But men have just as much a role to play as women, and shouldn’t be exempt from these conversations – especially when it comes to maternal and newborn health. Mothers and children don’t exist in a vacuum. They live in communities with their families and partners, who all have a vital part to play in ensuring their health and well-being.
Today is World Prematurity Day, which aims to raise awareness of preterm birth and issues facing preterm babies and their families. Preterm birth complications are now the leading cause of death in children under age five. The good news is there are things we can do to help prevent pre-term births from occurring and, contrary to what we see on TV and in popular culture, men have a vital role to play in maternal and newborn health.
Born On Time, an innovative public-private project, is aiming to help mothers achieve healthy, full-term pregnancies in Bangladesh, Ethiopia and Mali.
Bringing together expertise and resources from World Vision, Plan International Canada, Save the Children, The Government of Canada, and Johnson & Johnson, Born On Time is the first partnership of its kind to focus on preventing preterm births, rather than treating prematurely born babies.
Working on this project on behalf of Plan International Canada, I have witnessed how important it is to engage men and boys in the prevention of preterm births. In Bangladesh, where Plan International Canada is implementing Born On Time, men often hold the decision making power when it comes to family planning methods. They also control the division of household labour, how money is spent, and other issues that directly impact the health of mothers, and their ability to have healthy, full-term pregnancies.

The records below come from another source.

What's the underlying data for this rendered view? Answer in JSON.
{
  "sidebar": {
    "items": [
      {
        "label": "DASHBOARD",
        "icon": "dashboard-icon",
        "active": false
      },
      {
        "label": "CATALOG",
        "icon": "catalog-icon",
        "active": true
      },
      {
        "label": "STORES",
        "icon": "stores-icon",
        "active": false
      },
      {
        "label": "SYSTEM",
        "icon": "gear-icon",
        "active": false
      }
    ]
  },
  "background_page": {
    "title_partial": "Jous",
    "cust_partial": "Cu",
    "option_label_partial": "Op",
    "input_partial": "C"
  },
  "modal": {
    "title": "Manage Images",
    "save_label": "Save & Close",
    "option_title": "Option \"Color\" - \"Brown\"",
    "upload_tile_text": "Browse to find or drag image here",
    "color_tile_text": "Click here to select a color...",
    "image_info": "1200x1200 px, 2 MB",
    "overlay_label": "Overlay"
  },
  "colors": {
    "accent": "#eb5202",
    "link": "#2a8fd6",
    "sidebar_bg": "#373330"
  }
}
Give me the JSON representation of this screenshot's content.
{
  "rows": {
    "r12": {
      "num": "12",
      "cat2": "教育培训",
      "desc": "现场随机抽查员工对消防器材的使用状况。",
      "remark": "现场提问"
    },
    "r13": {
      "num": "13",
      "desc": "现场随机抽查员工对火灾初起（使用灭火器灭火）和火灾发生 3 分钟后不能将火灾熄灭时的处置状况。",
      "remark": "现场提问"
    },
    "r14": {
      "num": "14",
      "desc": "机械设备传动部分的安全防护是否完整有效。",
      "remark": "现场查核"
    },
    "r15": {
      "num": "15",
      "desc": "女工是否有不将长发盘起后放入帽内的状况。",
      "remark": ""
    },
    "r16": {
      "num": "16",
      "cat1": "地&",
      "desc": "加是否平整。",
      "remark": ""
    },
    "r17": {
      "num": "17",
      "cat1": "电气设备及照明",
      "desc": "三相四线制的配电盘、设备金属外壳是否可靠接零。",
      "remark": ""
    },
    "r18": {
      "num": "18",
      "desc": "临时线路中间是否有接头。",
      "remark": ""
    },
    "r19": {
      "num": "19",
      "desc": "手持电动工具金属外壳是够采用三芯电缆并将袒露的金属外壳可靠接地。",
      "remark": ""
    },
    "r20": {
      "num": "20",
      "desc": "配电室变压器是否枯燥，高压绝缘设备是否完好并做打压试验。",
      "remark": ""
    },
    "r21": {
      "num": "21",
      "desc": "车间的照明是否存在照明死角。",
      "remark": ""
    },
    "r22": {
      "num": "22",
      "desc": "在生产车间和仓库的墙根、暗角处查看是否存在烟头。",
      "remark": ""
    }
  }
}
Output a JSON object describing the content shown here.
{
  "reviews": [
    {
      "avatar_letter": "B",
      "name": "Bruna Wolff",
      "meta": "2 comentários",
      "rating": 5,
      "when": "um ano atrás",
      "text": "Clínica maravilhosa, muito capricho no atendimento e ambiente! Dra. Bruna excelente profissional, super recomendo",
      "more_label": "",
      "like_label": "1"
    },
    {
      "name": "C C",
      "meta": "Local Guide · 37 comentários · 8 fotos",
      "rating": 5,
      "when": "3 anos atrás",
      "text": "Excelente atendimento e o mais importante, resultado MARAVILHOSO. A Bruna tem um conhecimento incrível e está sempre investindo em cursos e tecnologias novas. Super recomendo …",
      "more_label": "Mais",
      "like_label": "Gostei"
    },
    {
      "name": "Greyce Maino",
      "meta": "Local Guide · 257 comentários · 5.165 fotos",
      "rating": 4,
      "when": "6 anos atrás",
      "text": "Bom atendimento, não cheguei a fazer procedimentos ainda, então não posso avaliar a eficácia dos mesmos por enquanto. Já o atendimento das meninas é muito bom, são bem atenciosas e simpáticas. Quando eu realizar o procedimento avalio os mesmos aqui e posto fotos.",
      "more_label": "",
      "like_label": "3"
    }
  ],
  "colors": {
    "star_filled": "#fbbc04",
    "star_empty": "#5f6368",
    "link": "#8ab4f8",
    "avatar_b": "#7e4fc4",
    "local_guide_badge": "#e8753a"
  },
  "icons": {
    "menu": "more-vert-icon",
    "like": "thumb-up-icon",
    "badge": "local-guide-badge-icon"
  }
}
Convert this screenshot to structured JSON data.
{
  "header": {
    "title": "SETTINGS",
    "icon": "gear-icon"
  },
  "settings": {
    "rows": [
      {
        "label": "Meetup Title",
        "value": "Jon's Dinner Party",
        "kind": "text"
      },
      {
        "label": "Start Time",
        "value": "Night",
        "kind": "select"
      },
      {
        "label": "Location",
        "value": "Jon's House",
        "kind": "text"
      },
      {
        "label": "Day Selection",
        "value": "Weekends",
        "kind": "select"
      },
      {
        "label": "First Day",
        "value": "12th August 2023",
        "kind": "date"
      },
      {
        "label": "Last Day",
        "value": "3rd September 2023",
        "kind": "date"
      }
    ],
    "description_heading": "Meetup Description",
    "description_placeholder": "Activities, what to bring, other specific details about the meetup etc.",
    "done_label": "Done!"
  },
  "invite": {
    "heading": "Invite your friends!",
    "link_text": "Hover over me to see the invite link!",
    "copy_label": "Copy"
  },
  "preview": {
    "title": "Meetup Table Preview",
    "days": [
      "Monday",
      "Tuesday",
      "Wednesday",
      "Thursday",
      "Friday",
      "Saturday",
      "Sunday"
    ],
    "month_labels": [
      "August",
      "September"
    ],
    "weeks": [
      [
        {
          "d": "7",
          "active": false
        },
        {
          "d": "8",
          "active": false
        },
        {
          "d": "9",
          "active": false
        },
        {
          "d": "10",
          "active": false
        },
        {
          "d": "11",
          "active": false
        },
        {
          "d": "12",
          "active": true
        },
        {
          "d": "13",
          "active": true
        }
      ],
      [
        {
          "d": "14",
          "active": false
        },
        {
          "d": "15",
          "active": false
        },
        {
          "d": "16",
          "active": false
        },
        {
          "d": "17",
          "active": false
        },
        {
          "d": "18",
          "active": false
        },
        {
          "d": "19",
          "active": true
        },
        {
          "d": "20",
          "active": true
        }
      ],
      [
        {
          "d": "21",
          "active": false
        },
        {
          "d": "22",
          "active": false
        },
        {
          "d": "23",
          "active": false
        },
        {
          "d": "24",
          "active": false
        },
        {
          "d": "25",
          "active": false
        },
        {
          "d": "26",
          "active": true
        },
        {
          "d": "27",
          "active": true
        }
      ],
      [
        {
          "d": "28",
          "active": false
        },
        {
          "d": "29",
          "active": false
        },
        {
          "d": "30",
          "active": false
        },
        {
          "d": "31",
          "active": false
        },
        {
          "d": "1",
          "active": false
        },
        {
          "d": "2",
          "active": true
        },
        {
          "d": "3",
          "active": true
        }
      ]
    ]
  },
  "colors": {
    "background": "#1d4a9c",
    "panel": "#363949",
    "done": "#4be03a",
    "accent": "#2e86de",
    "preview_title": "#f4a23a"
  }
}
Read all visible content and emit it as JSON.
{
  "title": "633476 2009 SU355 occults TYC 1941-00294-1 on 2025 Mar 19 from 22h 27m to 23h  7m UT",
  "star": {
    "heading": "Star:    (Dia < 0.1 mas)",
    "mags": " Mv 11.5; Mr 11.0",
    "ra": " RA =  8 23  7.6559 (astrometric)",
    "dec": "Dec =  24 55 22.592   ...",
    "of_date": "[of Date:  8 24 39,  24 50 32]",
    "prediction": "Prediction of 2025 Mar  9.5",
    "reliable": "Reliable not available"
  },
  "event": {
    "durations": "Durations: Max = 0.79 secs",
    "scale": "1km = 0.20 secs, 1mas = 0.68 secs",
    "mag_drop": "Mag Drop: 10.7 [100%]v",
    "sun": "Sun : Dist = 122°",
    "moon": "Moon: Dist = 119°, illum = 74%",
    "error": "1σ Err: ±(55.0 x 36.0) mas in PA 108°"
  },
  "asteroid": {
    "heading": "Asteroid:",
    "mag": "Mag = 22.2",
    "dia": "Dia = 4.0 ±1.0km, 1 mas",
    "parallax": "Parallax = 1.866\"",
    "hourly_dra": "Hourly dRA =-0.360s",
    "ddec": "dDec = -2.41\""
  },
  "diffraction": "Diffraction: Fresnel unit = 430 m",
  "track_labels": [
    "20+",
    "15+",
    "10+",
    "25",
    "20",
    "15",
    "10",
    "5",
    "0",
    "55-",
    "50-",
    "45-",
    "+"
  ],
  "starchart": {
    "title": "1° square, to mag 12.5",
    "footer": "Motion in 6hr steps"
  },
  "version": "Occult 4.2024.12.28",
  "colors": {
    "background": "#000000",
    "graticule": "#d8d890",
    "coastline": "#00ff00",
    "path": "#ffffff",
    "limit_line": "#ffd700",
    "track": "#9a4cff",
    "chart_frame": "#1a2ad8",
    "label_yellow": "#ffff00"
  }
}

Meet Golapy and her husband Manik
Golapy, an adolescent girl from a remote area of Bangladesh, was 19 when she discovered she was pregnant with her first child. She did not know how to properly care for herself or her unborn child and was worried for her health and that of her baby’s. Golapy was right to worry, as complications during pregnancy and childbirth are the second cause of death among 15 – 19 year-old girls globally.
Four months into her pregnancy, Golapy still hadn’t received permission from her husband to visit the local health care centre. He thought the visit would be too costly and was concerned he couldn’t afford it. Finally, after speaking with several fathers who had visited the centre, he agreed that he and Golapy would go together.
This visit was not only a medical check-up but also provided a window for engagement and education for both Golapy and her husband. He was able to learn more about his role in ensuring his wife and unborn baby remained healthy. One of the primary reasons babies are born too soon stems from unhealthy lifestyle factors, such as strenuous physical activity (workloads) or domestic violence. This is why Plan International Canada partners with local health care workers and communities to help teach men and boys about these risk factors while also working to challenge rigid gender norms.
Unhealthy lifestyles put mothers and their children at risk
Another risk factor for preterm birth is exposure to smoke, which in Bangladesh is extremely common for women. This is because in Bangladesh, women are often expected to perform all household duties throughout their pregnancy, including cooking. Most often a simple stove that burns wood or coal is what is used for cooking, and as a result women are regularly exposed to harmful smoke. If women do not have the economic independence to buy a better stove and their husbands do not recognize the risk, they and their baby will suffer. With information and shared economic decision making, women and men can decide together to lower their risk of preterm birth.
Plan International Canada works to address these unequal power relations, not just by providing opportunities for women to become empowered, but by encouraging men to discuss traditional gender roles and explore how those roles impact their lives and the lives of their families. To do this we organize Father’s Clubs, a forum where groups of fathers meet together to talk through these issues in a safe and open space.
It does indeed take village to raise a child – and that village most certainly includes men! Plan International Canada looks forward to the days when videos and articles about pre-term birth will show not only a mother and her baby, but also an active and engaged father.